Now, my goal is to keep the momentum rolling into the first event of the year on the St. Johns River in Florida. I really like it there. I’ve finished second, had several other Top 10s, but this year I’m hoping to win it. The type of fishing that is required to be successful there really clicks with my preferred style of fishing, and that helps a lot.
Momentum is huge in this sport, but it can bite you if you expect it to keep swinging your way no matter what you do. There is bad momentum, as well—we talked about that in an earlier column. If you bank on momentum to carry you along, you’re bound to fall short of your goals. Momentum works to your advantage when augmented with hard work, determination and perseverance.
What I’m saying is simple: Let momentum be a complement to your game plan, don’t let your game plan ride solely on the momentum. In my mind, that’s how a slump can start. Nothing trumps hard work and experience.

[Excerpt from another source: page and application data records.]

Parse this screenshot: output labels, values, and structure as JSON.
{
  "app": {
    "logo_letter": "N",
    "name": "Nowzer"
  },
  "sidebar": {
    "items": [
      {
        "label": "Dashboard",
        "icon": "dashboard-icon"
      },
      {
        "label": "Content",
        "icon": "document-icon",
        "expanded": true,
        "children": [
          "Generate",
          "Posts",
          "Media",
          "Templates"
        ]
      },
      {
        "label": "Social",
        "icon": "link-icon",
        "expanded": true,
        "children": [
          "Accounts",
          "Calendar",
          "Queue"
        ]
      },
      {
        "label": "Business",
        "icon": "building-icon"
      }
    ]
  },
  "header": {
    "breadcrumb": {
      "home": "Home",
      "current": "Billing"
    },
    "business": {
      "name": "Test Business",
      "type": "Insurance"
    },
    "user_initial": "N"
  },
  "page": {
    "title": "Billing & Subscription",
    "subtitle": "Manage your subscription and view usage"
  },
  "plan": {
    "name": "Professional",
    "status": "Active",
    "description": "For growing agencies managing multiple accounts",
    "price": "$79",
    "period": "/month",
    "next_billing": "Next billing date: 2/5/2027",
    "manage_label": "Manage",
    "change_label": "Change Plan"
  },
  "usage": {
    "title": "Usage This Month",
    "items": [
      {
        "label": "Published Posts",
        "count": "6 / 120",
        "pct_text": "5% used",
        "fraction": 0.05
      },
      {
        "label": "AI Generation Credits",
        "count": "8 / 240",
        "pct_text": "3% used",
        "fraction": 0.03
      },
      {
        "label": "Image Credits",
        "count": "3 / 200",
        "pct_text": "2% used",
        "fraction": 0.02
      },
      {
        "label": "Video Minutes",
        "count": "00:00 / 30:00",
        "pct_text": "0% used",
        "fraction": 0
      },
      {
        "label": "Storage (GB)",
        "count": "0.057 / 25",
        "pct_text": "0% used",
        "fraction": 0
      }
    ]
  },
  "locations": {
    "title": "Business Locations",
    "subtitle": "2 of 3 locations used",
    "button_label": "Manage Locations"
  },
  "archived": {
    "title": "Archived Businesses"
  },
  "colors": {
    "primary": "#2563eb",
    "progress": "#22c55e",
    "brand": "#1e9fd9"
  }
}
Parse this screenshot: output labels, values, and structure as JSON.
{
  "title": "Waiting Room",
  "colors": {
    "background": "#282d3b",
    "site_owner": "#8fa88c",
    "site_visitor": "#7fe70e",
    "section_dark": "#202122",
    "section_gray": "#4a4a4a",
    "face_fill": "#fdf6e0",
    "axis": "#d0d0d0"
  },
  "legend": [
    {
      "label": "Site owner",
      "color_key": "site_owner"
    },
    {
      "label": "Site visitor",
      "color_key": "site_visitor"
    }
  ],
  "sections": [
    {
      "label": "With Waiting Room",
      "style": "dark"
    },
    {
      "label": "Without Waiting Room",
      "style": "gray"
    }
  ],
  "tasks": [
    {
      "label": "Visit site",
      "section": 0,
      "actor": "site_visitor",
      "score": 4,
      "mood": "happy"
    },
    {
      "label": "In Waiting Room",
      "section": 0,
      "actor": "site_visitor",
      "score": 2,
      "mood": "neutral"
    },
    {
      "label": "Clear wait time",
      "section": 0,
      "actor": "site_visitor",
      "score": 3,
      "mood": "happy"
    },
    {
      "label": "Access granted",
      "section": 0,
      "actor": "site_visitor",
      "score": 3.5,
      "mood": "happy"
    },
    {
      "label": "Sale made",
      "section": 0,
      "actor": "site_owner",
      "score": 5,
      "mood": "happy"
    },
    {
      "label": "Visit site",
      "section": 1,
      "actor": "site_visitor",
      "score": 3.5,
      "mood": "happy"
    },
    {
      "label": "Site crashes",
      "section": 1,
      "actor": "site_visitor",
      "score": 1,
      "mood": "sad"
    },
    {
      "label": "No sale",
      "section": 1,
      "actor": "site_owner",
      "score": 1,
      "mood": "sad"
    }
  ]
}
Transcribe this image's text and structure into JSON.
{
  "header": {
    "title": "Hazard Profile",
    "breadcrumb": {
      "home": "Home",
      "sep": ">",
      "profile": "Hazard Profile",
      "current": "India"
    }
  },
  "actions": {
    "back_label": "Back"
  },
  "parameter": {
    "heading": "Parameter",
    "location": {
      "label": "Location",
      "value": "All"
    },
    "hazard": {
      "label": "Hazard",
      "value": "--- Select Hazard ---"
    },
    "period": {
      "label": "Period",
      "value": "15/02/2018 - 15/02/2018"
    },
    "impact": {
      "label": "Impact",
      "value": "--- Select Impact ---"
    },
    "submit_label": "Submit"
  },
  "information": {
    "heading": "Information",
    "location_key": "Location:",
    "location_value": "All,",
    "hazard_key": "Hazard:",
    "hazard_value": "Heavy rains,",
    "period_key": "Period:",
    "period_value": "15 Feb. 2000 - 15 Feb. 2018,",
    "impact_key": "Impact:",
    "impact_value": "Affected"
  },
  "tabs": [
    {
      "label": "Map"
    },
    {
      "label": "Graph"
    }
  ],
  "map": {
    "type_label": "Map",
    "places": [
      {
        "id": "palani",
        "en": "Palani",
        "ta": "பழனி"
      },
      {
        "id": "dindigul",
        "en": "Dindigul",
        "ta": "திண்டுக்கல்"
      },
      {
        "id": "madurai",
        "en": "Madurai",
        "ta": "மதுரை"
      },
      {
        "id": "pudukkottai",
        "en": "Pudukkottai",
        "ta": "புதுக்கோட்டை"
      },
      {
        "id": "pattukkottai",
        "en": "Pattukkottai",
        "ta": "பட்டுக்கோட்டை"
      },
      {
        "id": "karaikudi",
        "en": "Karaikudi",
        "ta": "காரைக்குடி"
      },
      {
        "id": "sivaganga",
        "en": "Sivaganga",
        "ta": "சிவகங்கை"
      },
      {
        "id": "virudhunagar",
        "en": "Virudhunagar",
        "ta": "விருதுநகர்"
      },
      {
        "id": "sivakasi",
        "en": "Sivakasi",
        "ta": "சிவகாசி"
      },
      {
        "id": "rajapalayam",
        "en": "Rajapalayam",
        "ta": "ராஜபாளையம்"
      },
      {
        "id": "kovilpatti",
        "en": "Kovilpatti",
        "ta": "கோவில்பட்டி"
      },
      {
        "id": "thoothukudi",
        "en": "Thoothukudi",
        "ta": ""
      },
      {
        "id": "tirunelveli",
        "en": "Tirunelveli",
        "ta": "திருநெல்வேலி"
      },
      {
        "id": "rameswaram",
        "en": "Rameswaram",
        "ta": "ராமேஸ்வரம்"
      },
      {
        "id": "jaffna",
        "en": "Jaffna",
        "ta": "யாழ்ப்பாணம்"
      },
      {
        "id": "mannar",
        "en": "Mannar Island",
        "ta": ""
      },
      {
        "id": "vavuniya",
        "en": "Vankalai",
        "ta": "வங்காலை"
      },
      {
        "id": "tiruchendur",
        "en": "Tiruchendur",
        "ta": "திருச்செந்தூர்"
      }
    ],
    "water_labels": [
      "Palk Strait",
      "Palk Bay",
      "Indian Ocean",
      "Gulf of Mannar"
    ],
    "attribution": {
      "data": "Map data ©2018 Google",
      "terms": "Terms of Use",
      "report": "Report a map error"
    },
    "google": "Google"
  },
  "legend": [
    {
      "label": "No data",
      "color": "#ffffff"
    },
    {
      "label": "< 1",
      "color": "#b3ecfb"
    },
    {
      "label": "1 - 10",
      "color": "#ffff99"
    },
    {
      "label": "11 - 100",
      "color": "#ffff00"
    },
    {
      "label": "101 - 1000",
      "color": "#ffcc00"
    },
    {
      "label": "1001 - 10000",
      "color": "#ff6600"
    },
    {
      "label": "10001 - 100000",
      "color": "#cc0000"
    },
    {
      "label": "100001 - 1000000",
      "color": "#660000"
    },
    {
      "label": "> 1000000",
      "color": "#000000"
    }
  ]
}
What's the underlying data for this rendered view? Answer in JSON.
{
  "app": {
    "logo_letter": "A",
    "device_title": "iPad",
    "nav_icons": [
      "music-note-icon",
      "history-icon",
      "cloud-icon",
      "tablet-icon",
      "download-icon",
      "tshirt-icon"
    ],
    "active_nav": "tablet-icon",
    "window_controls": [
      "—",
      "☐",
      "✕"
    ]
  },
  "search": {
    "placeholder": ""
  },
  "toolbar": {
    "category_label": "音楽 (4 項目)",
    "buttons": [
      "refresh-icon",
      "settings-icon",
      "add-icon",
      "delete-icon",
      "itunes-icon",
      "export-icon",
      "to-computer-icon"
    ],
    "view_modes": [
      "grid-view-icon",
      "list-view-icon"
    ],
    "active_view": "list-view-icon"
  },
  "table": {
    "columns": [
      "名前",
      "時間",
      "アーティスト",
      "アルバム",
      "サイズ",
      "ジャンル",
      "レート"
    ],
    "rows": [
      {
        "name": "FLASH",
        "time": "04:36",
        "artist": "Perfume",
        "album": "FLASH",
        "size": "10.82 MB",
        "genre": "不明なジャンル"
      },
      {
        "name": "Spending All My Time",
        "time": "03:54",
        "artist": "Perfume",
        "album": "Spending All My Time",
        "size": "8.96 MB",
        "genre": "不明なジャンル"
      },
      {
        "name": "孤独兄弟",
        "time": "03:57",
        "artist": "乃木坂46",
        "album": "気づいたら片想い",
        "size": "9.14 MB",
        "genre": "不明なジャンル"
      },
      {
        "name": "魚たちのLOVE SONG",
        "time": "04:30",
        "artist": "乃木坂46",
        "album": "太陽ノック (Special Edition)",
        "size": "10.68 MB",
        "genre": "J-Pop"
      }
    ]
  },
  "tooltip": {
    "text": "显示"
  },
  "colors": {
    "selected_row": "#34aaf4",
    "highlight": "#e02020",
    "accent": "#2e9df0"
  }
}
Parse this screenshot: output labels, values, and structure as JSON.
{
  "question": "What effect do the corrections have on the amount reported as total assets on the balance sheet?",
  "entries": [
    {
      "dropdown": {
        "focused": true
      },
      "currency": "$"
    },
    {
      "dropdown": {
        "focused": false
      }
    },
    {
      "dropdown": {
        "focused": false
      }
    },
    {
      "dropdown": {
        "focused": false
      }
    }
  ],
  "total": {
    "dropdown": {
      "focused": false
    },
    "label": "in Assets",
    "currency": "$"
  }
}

Confidence is also very important when it comes to tournament fishing, but if you have too much confidence, it can work against you. For example, I know a lot of great locations on the St. Johns that have produced well for me in the past, but things change. Knowing that I’ve caught fish in certain spots with specific presentations is important information to have and consider anytime you’re fishing a familiar body of water, but I’ve seen those perennial patterns change dramatically.
Just stay flexible. To me it’s more important to be confident in certain methods than very specific spots on a specific fishery. Being willing to adapt to quickly changing conditions is probably one of the greatest assets a successful tournament angler can have, but if we’re not careful, we can all fall victim to fishing memories and trying to force a bite based on historical confidence.
In other words, being confident in your abilities is very important, especially when good momentum is on your side. Just don’t expect things to continue to go your way without the hard work.
I’ve got momentum on my side, and I’m confident in my ability to catch fish on the St. Johns River. However, you can rest assured that during practice I’ll have exhausted every possibility of what I believe will be key to winning there.